Western Blot: Indirect vs. Direct Detection


Antibody detection of the target protein is accomplished using a one-step or two-step protocol. The one-step procedure, direct detection, relies upon a single antibody which has been covalently joined to an easily detected label molecule (biotin, an enzyme, or a fluorescent dye). Labeled primary antibodies can be ordered directly from Bio-Rad or other commercial antibody suppliers. In addition, it is possible to directly label an antibody by using a commercially supplied labeling kit such as our LYNX Rapid Conjugation Kits®, or with in-house reagents.

With indirect detection, two different antibodies are used in sequence for the detection step. First, the Western blot is incubated with an unlabeled primary antibody directed against the target protein. After washing, a labeled secondary antibody is used to detect the presence of the primary antibody, and thus the target protein. The labeled secondary antibody is typically directed against the immunoglobulin class or subclass of the primary antibody’s species. For example, one of our popular secondaries is STAr88P, a purified donkey antibody raised against goat/sheep immunoglobulin (IgG) which is coupled to an HrP label.
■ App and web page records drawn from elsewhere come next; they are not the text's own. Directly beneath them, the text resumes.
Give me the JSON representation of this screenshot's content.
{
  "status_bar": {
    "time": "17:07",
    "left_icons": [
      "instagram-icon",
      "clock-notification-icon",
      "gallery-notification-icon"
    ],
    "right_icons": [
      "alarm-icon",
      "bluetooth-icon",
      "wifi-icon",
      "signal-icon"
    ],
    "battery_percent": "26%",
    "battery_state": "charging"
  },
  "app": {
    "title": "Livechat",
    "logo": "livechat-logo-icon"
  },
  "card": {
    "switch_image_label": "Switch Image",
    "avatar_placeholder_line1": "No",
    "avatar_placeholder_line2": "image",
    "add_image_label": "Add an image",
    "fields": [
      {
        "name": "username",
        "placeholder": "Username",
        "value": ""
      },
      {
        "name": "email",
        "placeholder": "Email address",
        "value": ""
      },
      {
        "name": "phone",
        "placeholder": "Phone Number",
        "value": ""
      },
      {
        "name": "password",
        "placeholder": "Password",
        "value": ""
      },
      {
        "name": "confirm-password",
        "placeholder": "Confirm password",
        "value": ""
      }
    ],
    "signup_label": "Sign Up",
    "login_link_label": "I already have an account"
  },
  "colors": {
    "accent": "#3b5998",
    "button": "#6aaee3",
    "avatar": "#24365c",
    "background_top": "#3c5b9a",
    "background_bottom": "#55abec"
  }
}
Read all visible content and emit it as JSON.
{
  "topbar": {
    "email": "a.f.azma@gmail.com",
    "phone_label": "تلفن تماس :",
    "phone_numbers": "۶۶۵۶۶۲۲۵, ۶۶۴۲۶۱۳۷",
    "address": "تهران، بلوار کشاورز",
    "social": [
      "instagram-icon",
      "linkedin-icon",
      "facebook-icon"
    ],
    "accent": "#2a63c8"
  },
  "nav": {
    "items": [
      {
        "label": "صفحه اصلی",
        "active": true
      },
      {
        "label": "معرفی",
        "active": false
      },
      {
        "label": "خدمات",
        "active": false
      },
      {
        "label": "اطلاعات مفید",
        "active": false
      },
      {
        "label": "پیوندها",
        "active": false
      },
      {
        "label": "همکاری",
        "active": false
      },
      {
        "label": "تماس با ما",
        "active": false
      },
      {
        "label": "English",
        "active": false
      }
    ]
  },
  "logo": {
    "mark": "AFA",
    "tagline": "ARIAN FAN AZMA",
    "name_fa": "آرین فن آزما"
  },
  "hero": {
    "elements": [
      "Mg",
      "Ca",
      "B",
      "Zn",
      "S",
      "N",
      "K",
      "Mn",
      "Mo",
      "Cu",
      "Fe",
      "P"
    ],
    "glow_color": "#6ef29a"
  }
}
Biotinylated primary antibodies also require a two-step detection procedure; however, the second step involves incubation with streptavidin, a bacterial protein, conjugated to HrP (or AP), rather than with a labeled antibody.

Figure 11: Direct vs. Indirect Detection.

Comparison of Direct and Indirect Detection Methods

Direct Detection Indirect Detection
Advantages Advantages
  • Faster overall, since there are fewer steps.
  • Less chance of non-specific signal.
  • Often gives a stronger signal because multiple secondary antibodies bind to each primary antibody.
  • Easy to change label type or detection methods for a new experiment by swapping secondaries.
  • Saves labeling time and expense, especially when all primary antibodies are made in the same species.
  • Provides access to a wider range of labels.
Disadvantages Disadvantages
  • Coupling of label to the primary antibody may affect the antibody’s ability to bind to the target protein.
  • Labeling every primary antibody adds time and cost.
  • More non-specific signal can arise from the binding of the secondary antibody to other proteins on the blot.
  • Extra incubation and wash steps add time to the experiment.

Immunodetection: Blocking and Antibody Incubation Detection with Substrate